Belcher keeps moving most of the time, doing a split-second tap dance when he mentions a visit from Shirley Temple, ducking behind a pillar when describing how the staff was expected to keep out of Mrs. Hoover's sight as she passed by. Yet none of this seems contrived or stagey, thanks largely to Belcher's simple honesty as an actor.
He's a fine singer, too, and gets to prove it in a couple of snippets. He doesn't get the lyrics to Bizet's "Toreador Song" quite right--he sings French words, but not all the right words--but let's give him credit for being true to character; after nearly 25 years, Fields probably wouldn't have been exact, either.
It's a fairly bare-bones production, but Michael Keck's sound design adds immeasurably to the theatrical texture. A pigeon seeming to fly overhead, a clink when Belcher mimes tossing a horseshoe, an offstage band--the sound becomes an unobtrusive yet essential supporting character, like Alonzo Fields serving dinner at the White House.
If Alonzo Fields were a young music student today having to work his way through school, he'd quite likely be toiling at less-exalted tables.

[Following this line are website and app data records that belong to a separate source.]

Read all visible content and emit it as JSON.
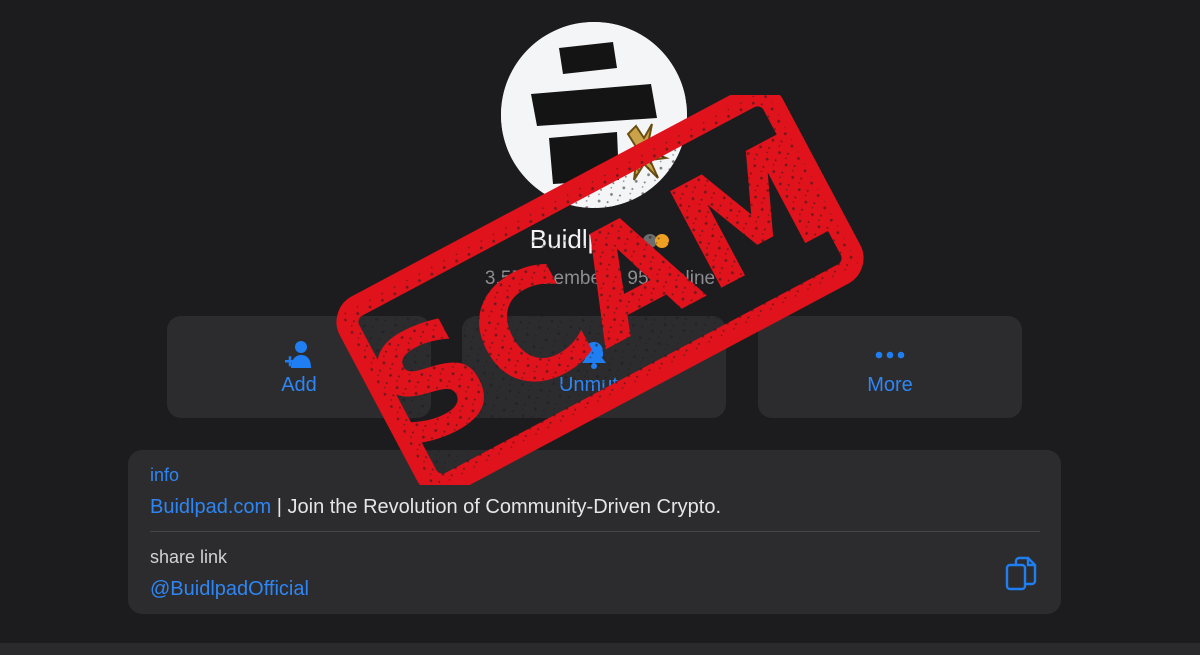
{
  "group": {
    "name": "Buidlpad",
    "members": "3,557 members, 955 online"
  },
  "actions": [
    {
      "label": "Add",
      "icon": "add-person-icon"
    },
    {
      "label": "Unmute",
      "icon": "bell-icon"
    },
    {
      "label": "More",
      "icon": "more-dots-icon"
    }
  ],
  "info": {
    "label": "info",
    "link_text": "Buidlpad.com",
    "description": " | Join the Revolution of Community-Driven Crypto."
  },
  "share": {
    "label": "share link",
    "link": "@BuidlpadOfficial",
    "copy_icon": "copy-icon"
  },
  "stamp": {
    "text": "SCAM",
    "color": "#e0121b"
  },
  "colors": {
    "background": "#1c1c1e",
    "card": "#2c2c2e",
    "accent": "#2e86f5"
  }
}
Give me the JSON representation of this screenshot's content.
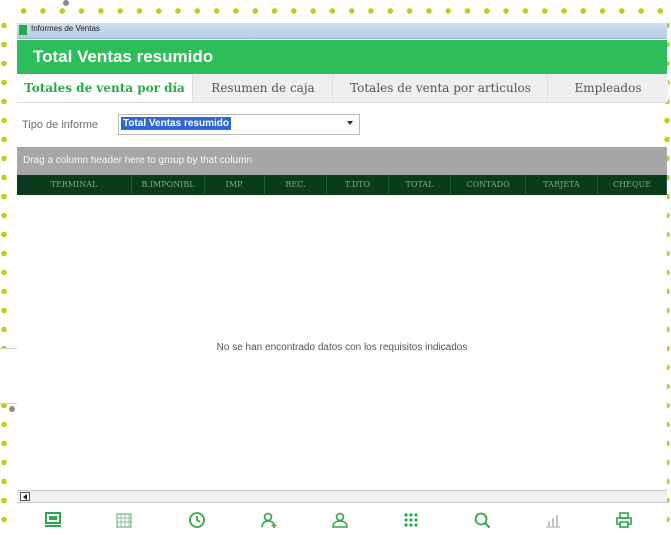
{
  "window": {
    "title": "Informes de Ventas"
  },
  "header": {
    "title": "Total Ventas resumido"
  },
  "tabs": [
    {
      "label": "Totales de venta por día",
      "active": true
    },
    {
      "label": "Resumen de caja",
      "active": false
    },
    {
      "label": "Totales de venta por articulos",
      "active": false
    },
    {
      "label": "Empleados",
      "active": false
    }
  ],
  "report_type": {
    "label": "Tipo de informe",
    "selected": "Total Ventas resumido"
  },
  "grid": {
    "group_hint": "Drag a column header here to group by that column",
    "columns": [
      "TERMINAL",
      "B.IMPONIBL",
      "IMP.",
      "REC.",
      "T.DTO",
      "TOTAL",
      "CONTADO",
      "TARJETA",
      "CHEQUE"
    ],
    "empty_message": "No se han encontrado datos con los requisitos indicados"
  },
  "toolbar_icons": [
    "terminal-icon",
    "calendar-grid-icon",
    "clock-history-icon",
    "add-user-icon",
    "users-icon",
    "keypad-icon",
    "search-icon",
    "chart-icon",
    "print-icon"
  ],
  "colors": {
    "accent": "#2ebd5b",
    "header_dark": "#0a3b1d",
    "icon_green": "#2aa84a"
  }
}
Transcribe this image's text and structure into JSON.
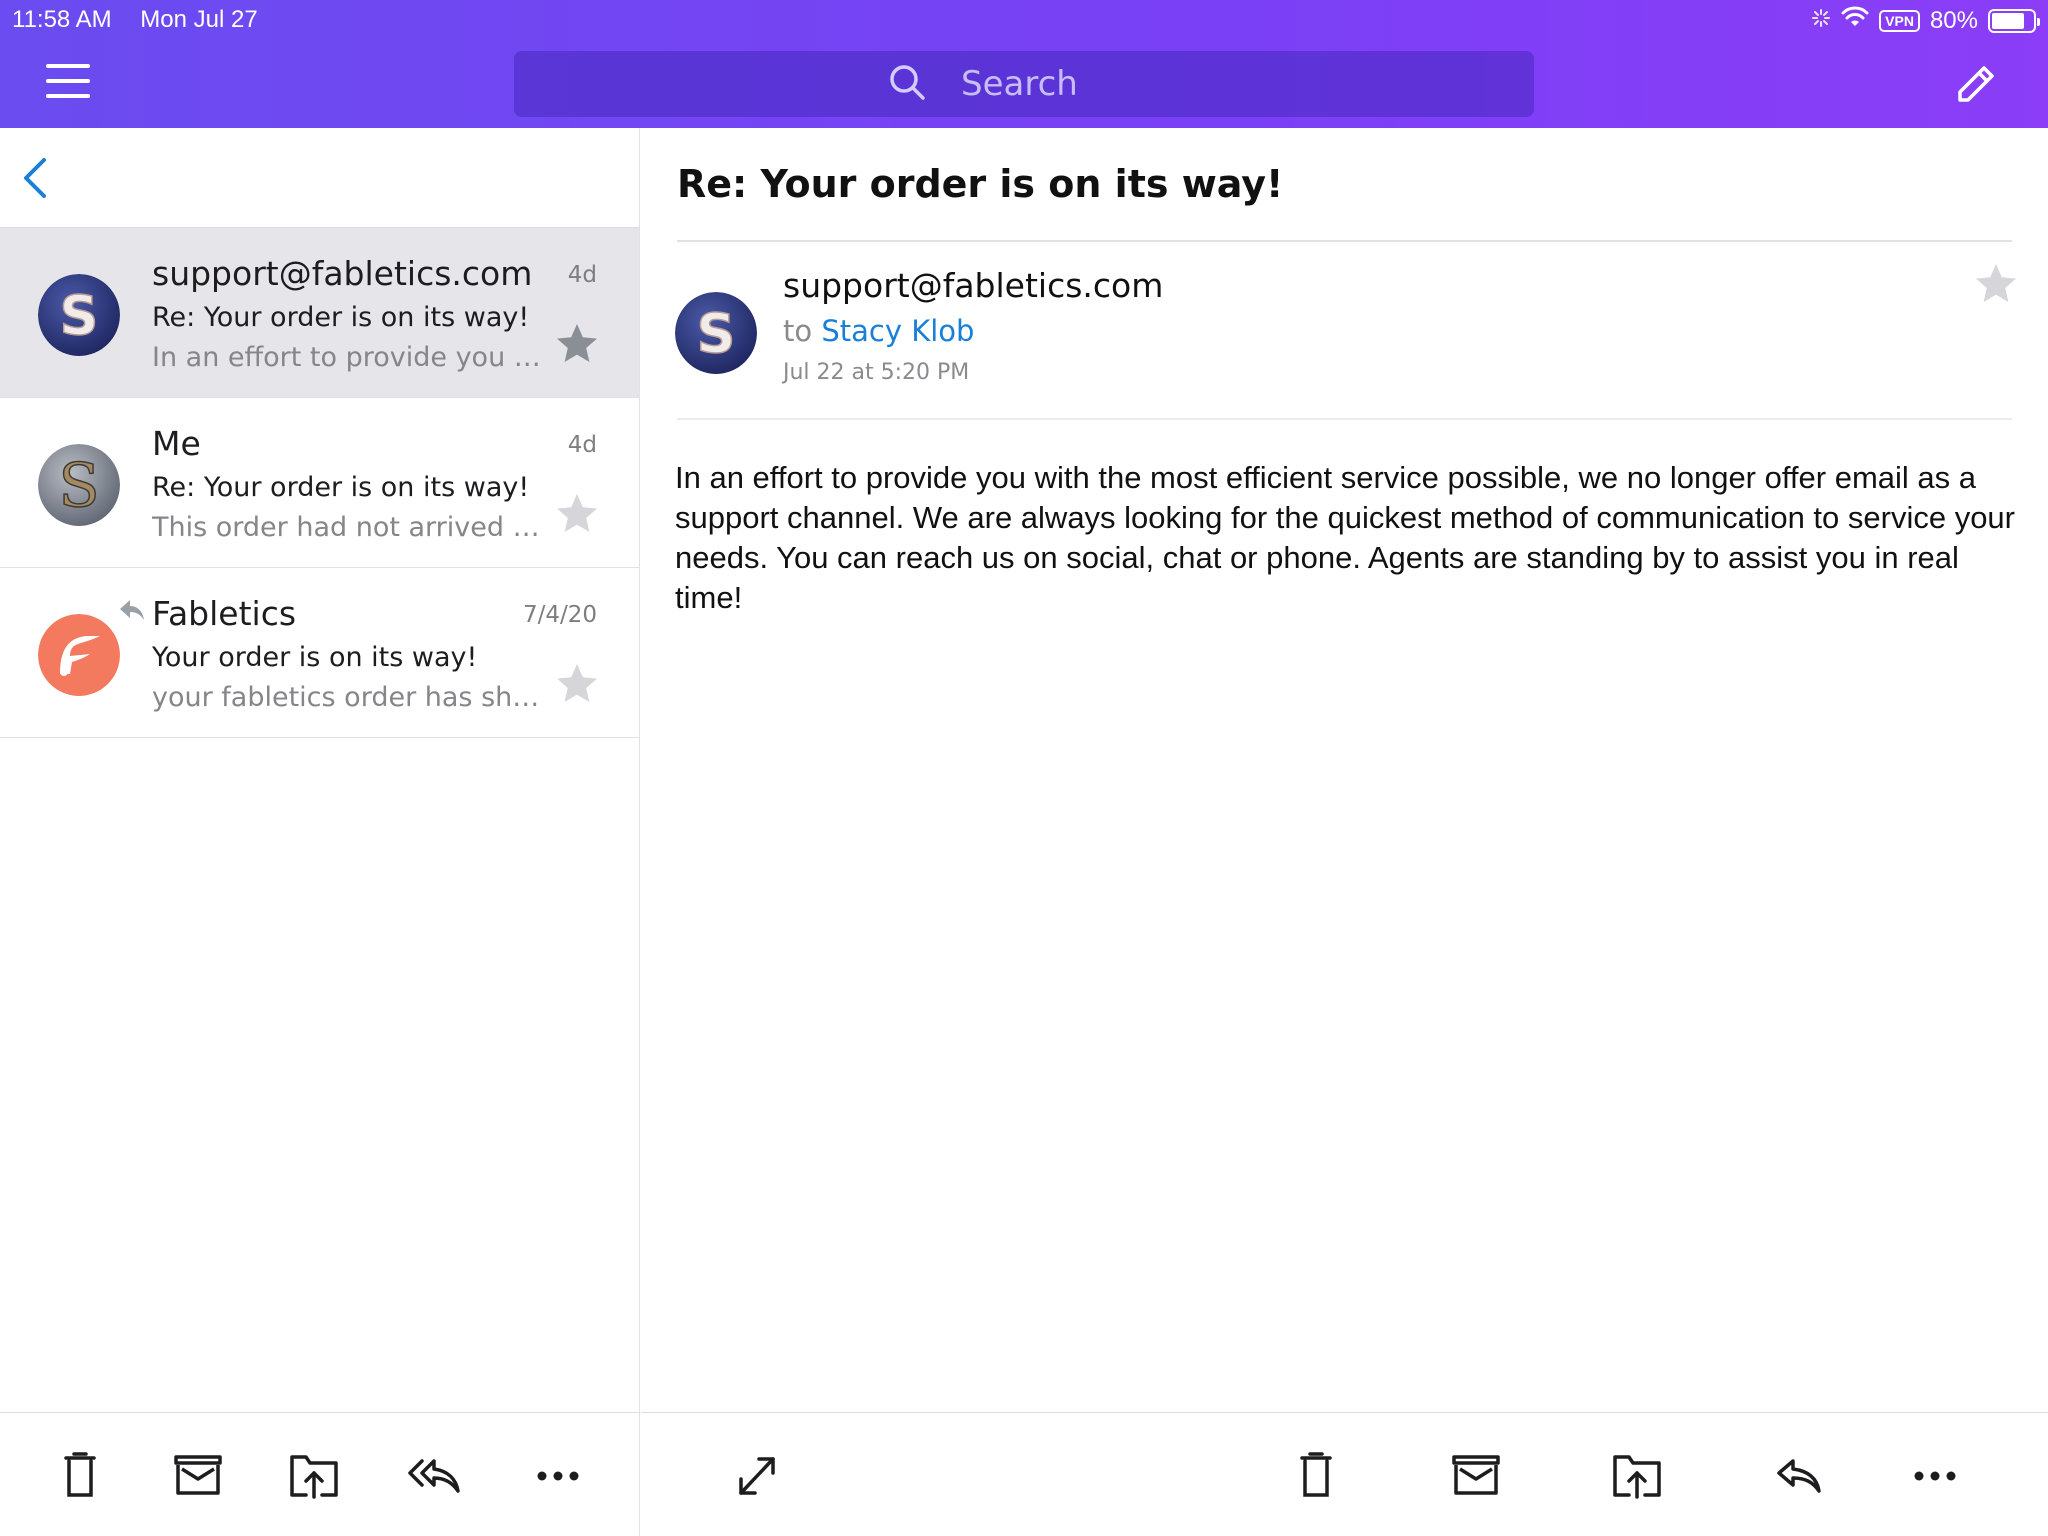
{
  "status_bar": {
    "time": "11:58 AM",
    "date": "Mon Jul 27",
    "vpn": "VPN",
    "battery": "80%",
    "battery_level": 0.8
  },
  "header": {
    "search_placeholder": "Search",
    "icons": [
      "menu-icon",
      "search-icon",
      "compose-icon"
    ]
  },
  "message_list": [
    {
      "sender": "support@fabletics.com",
      "date": "4d",
      "subject": "Re: Your order is on its way!",
      "preview": "In an effort to provide you w...",
      "starred": true,
      "selected": true,
      "replied": false
    },
    {
      "sender": "Me",
      "date": "4d",
      "subject": "Re: Your order is on its way!",
      "preview": "This order had not arrived n...",
      "starred": false,
      "selected": false,
      "replied": false
    },
    {
      "sender": "Fabletics",
      "date": "7/4/20",
      "subject": "Your order is on its way!",
      "preview": "your fabletics order has ship...",
      "starred": false,
      "selected": false,
      "replied": true
    }
  ],
  "detail": {
    "subject": "Re: Your order is on its way!",
    "from": "support@fabletics.com",
    "to_prefix": "to",
    "to": "Stacy Klob",
    "date": "Jul 22 at 5:20 PM",
    "body": "In an effort to provide you with the most efficient service possible, we no longer offer email as a support channel. We are always looking for the quickest method of communication to service your needs. You can reach us on social, chat or phone. Agents are standing by to assist you in real time!",
    "starred": false
  },
  "toolbar_left": [
    "trash-icon",
    "archive-icon",
    "move-icon",
    "reply-all-icon",
    "more-icon"
  ],
  "toolbar_right": [
    "expand-icon",
    "trash-icon",
    "archive-icon",
    "move-icon",
    "reply-icon",
    "more-icon"
  ],
  "colors": {
    "header_start": "#6a4cf0",
    "header_end": "#8b3df7",
    "link_blue": "#1a7fd6",
    "star_active": "#8a8f96",
    "star_inactive": "#d5d5da"
  }
}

Indeed, there's a fair chance he'd be among America's 32 million working poor, knocking themselves out on two or more low-paying jobs, barely covering expenses, never able to scratch together the savings that would help lift them into the middle class. Those wrung-out blue-collar workers are the real stars of Joan Holden's Nickel and Dimed, which Borderlands Theater opened last weekend.

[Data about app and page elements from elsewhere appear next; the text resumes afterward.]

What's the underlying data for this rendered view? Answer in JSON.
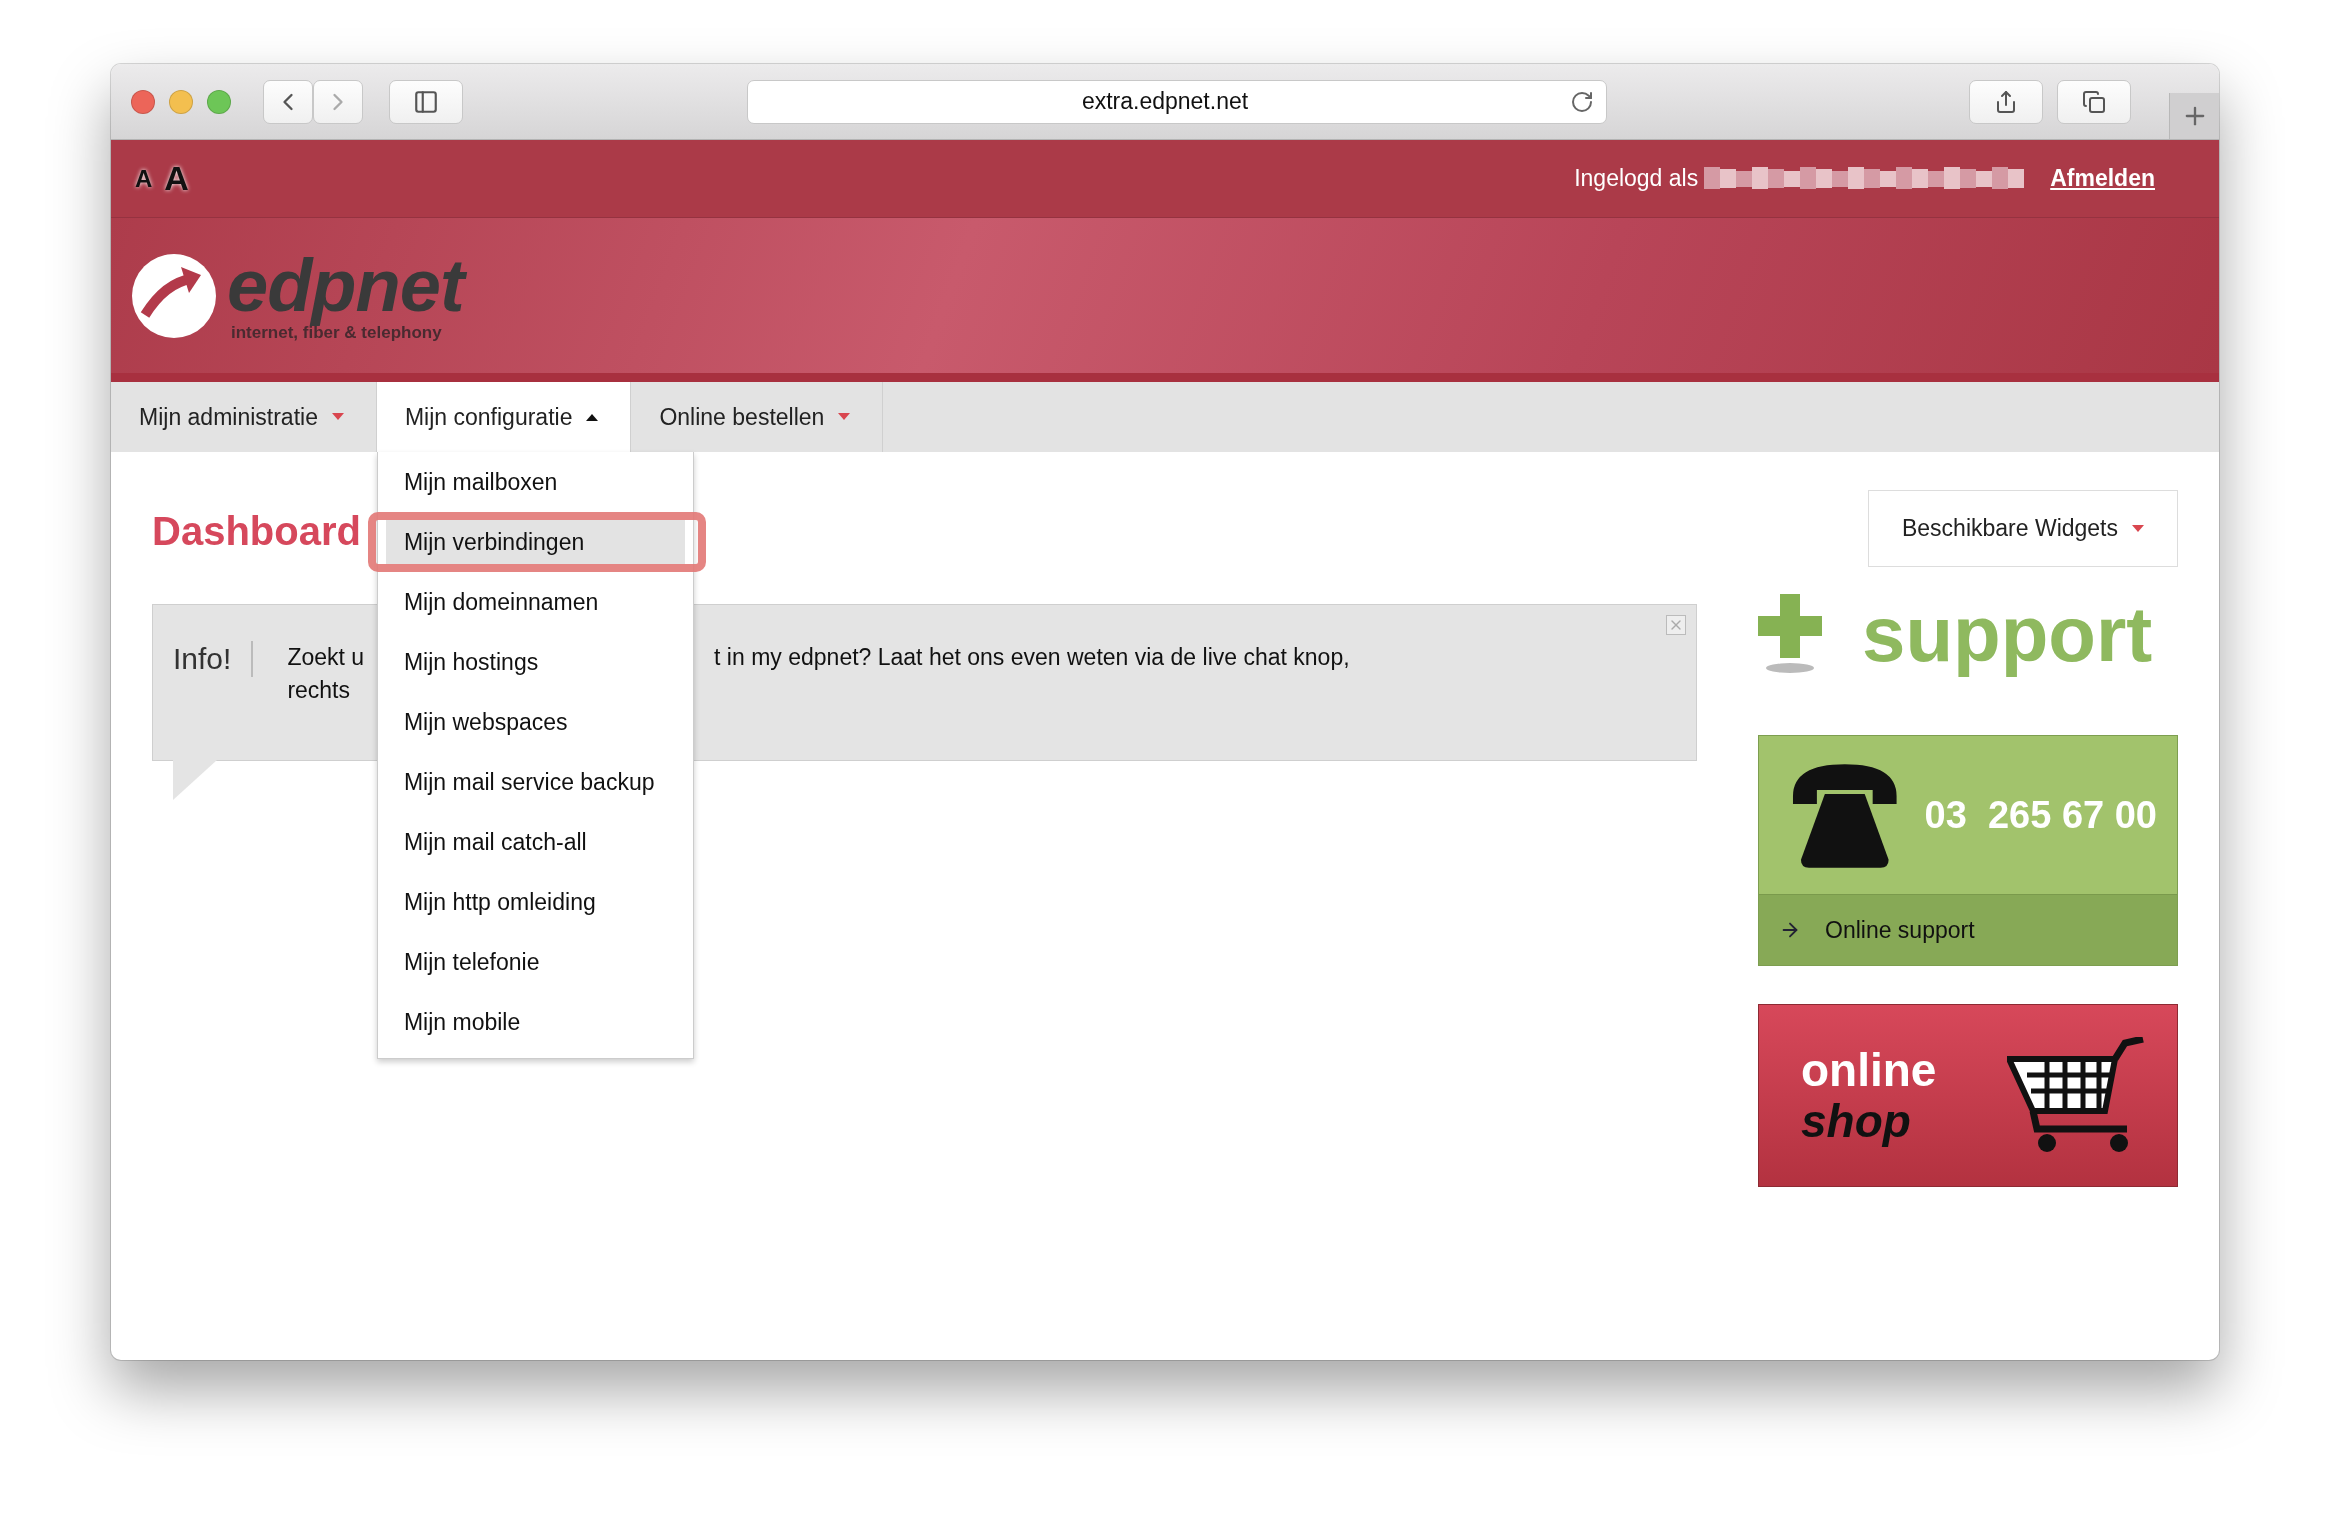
{
  "browser": {
    "url": "extra.edpnet.net"
  },
  "topbar": {
    "font_sizes": [
      "A",
      "A"
    ],
    "logged_in_label": "Ingelogd als",
    "logout": "Afmelden"
  },
  "logo": {
    "name": "edpnet",
    "tagline": "internet, fiber & telephony"
  },
  "nav": [
    {
      "label": "Mijn administratie",
      "expanded": false
    },
    {
      "label": "Mijn configuratie",
      "expanded": true
    },
    {
      "label": "Online bestellen",
      "expanded": false
    }
  ],
  "dropdown": {
    "items": [
      {
        "label": "Mijn mailboxen",
        "selected": false
      },
      {
        "label": "Mijn verbindingen",
        "selected": true
      },
      {
        "label": "Mijn domeinnamen",
        "selected": false
      },
      {
        "label": "Mijn hostings",
        "selected": false
      },
      {
        "label": "Mijn webspaces",
        "selected": false
      },
      {
        "label": "Mijn mail service backup",
        "selected": false
      },
      {
        "label": "Mijn mail catch-all",
        "selected": false
      },
      {
        "label": "Mijn http omleiding",
        "selected": false
      },
      {
        "label": "Mijn telefonie",
        "selected": false
      },
      {
        "label": "Mijn mobile",
        "selected": false
      }
    ]
  },
  "page_title": "Dashboard",
  "info": {
    "label": "Info!",
    "text_left": [
      "Zoekt u",
      "rechts"
    ],
    "text_right": "t in my edpnet? Laat het ons even weten via de live chat knop,"
  },
  "widgets_button": "Beschikbare Widgets",
  "support": {
    "title": "support",
    "phone": "03  265 67 00",
    "link": "Online support"
  },
  "shop": {
    "line1": "online",
    "line2": "shop"
  }
}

Holden based her play on the nonfiction book of the same title by social critic Barbara Ehrenreich, who in 1998, decided to find out what it was like to live like so many underclass Americans: Move to a new town, try to start fresh with minimal skills, try to survive as a waitress, a maid, a department-store drone.
In the play, Molly McKasson (an occasional Weekly contributor) plays Barbara, a 55-year-old power-to-the-people writer with hard-core unionist leanings. Casting about for a topic that will appeal both to her liberal conscience and a paying magazine editor, she hits on the idea of settling briefly in Florida, Maine and Minneapolis, presenting herself as a divorcee with no advanced skills, and seeing what happens. Her head is already full of facts and statistics, and her initial approach is intellectual: to "speculate on what makes humans devour their own kind"--why business owners pay low wages and few if any health benefits for grueling work, and why workers put up with it.

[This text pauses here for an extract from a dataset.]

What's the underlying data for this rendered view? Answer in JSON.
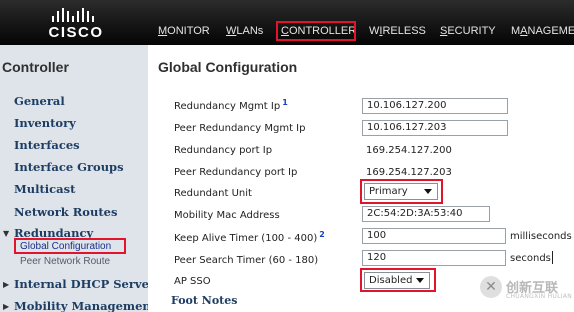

Before long, it's more than Barbara's brain that gets involved; she develops an itchy rash from the chemicals she uses working for a cleaning service; her Reebok-clad feet rebel at the extra-long shifts (including mandatory hours worked without pay) at a Wal-Mart-like store; and her heart goes out to her fellow workers, whose lives are much more complicated than she anticipates. And they just can't climb from their barely subsistence level; as Barbara discovers, "The less you make, the more everything costs you."
The Barbara we see on stage, brought to life by McKasson, balances her outrage with a sense of irony and intermittent flashes of self-awareness. Still, she sometimes comes off like a privileged crusader determined to correct the injustices inflicted on the "little people," without realizing the potentially ruinous consequences of demanding better working conditions from a recalcitrant boss, or quitting mid-shift in high dudgeon.
McKasson is onstage through the entire, long show, and manages to keep up the momentum while making us care about a character struggling to make her principles mesh with reality. Substantial support comes from five other actors portraying a multitude of subsidiary characters. Best among them are Dwayne Palmer playing, among other things, a hapless Czech busboy and a Minnesota "Mall-Mart" assistant manager who presents an alarmingly persuasive argument for keeping wages low, and Linda Andresano as an officious waitress who has a knack for surviving, barely.